Records supplied:
• • • • •

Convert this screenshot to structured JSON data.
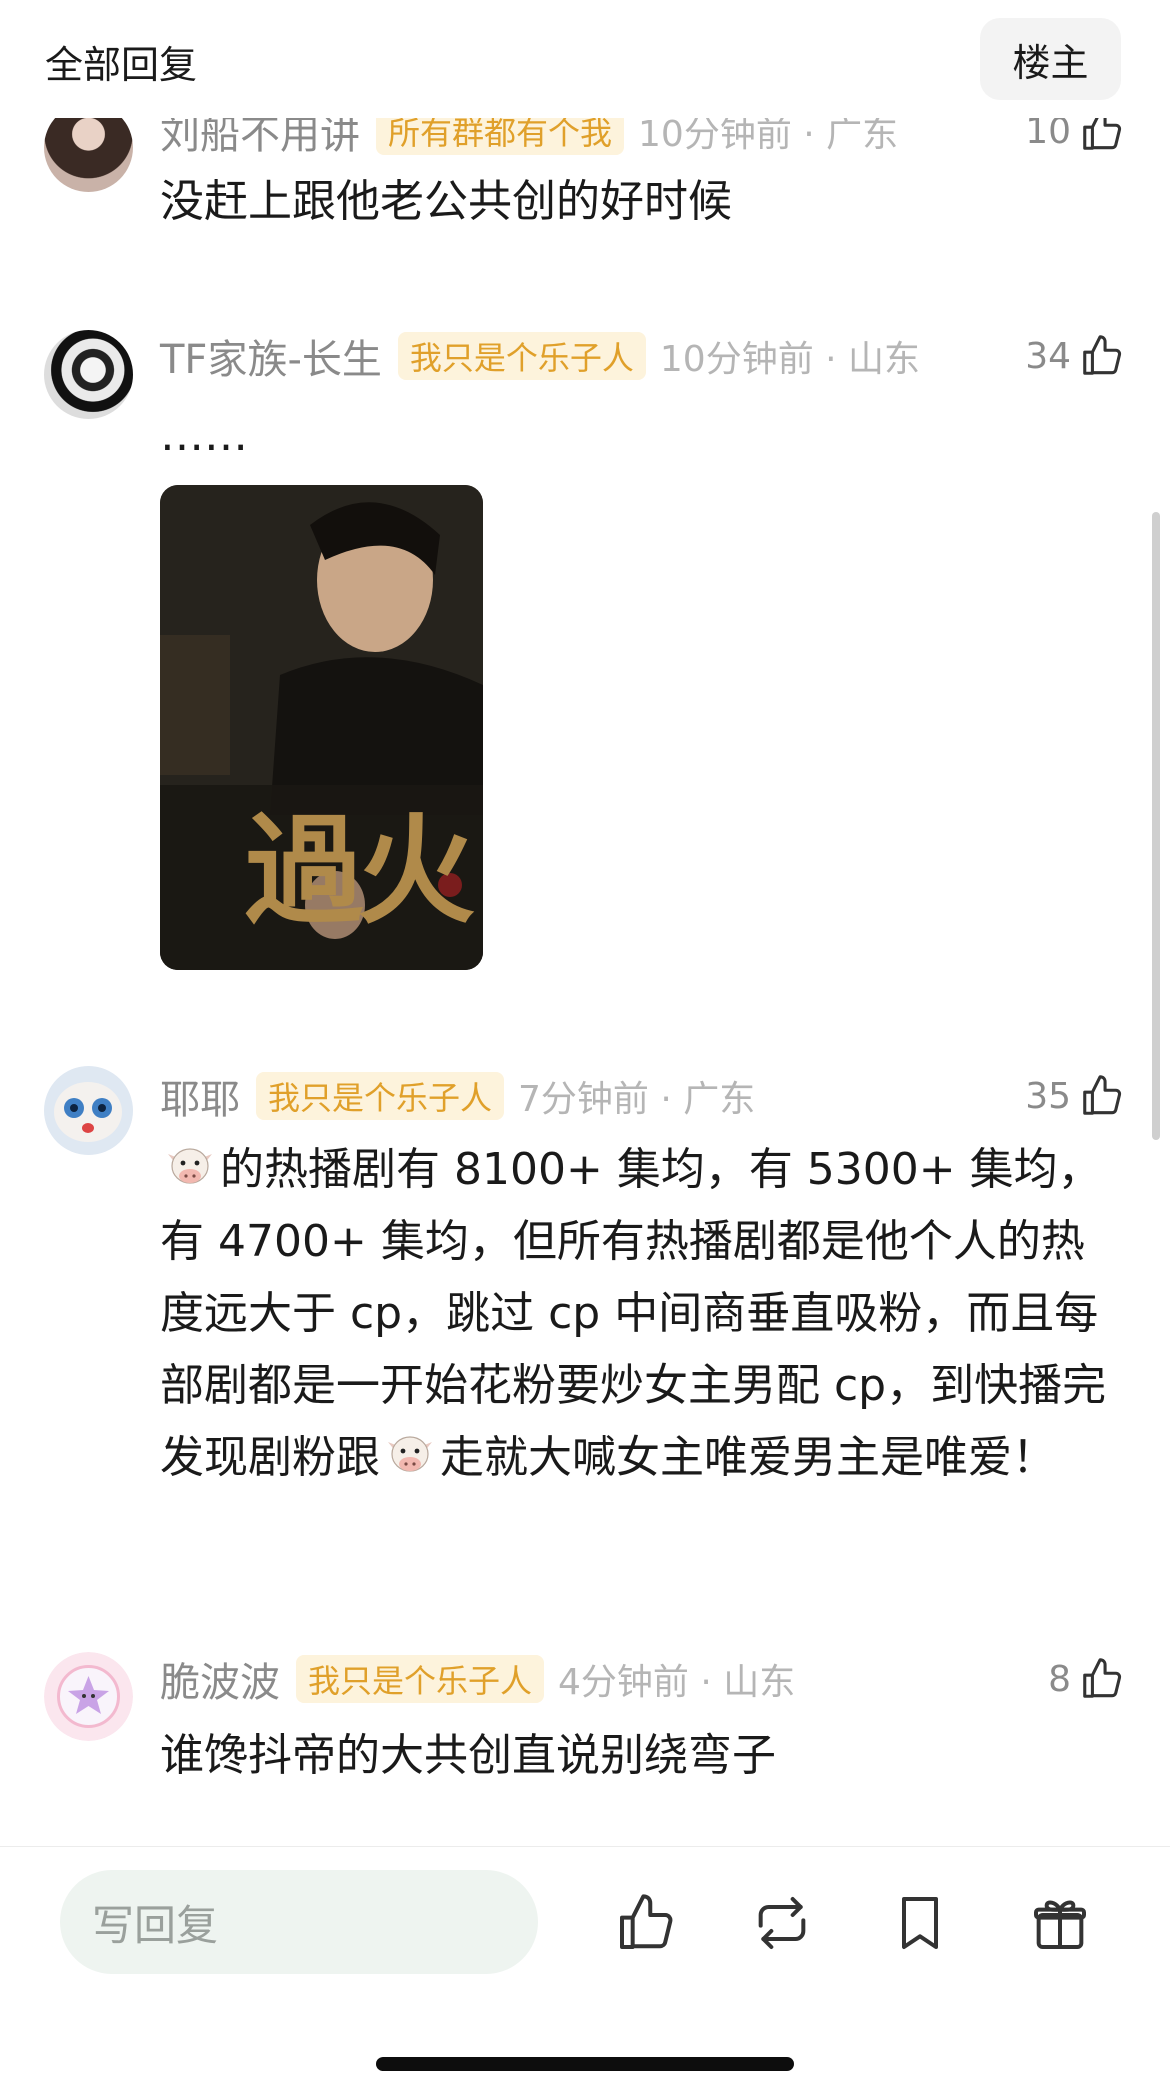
{
  "header": {
    "title": "全部回复",
    "op_button": "楼主"
  },
  "comments": [
    {
      "username": "刘船不用讲",
      "badge": "所有群都有个我",
      "time_location": "10分钟前 · 广东",
      "likes": "10",
      "text": "没赶上跟他老公共创的好时候"
    },
    {
      "username": "TF家族-长生",
      "badge": "我只是个乐子人",
      "time_location": "10分钟前 · 山东",
      "likes": "34",
      "text": "……",
      "image_title": "過火"
    },
    {
      "username": "耶耶",
      "badge": "我只是个乐子人",
      "time_location": "7分钟前 · 广东",
      "likes": "35",
      "text_parts": [
        "的热播剧有 8100+ 集均，有 5300+ 集均，有 4700+ 集均，但所有热播剧都是他个人的热度远大于 cp，跳过 cp 中间商垂直吸粉，而且每部剧都是一开始花粉要炒女主男配 cp，到快播完发现剧粉跟",
        "走就大喊女主唯爱男主是唯爱！"
      ],
      "emoji": "cow-face"
    },
    {
      "username": "脆波波",
      "badge": "我只是个乐子人",
      "time_location": "4分钟前 · 山东",
      "likes": "8",
      "text": "谁馋抖帝的大共创直说别绕弯子"
    }
  ],
  "bottom_bar": {
    "reply_placeholder": "写回复",
    "icons": [
      "thumb-up-icon",
      "repost-icon",
      "bookmark-icon",
      "gift-icon"
    ]
  },
  "colors": {
    "badge_bg": "#fdf3dc",
    "badge_text": "#e0a02a",
    "meta_text": "#8a8a8a",
    "input_bg": "#eef4f0"
  }
}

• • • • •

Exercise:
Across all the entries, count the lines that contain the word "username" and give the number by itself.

Solution for this problem:
4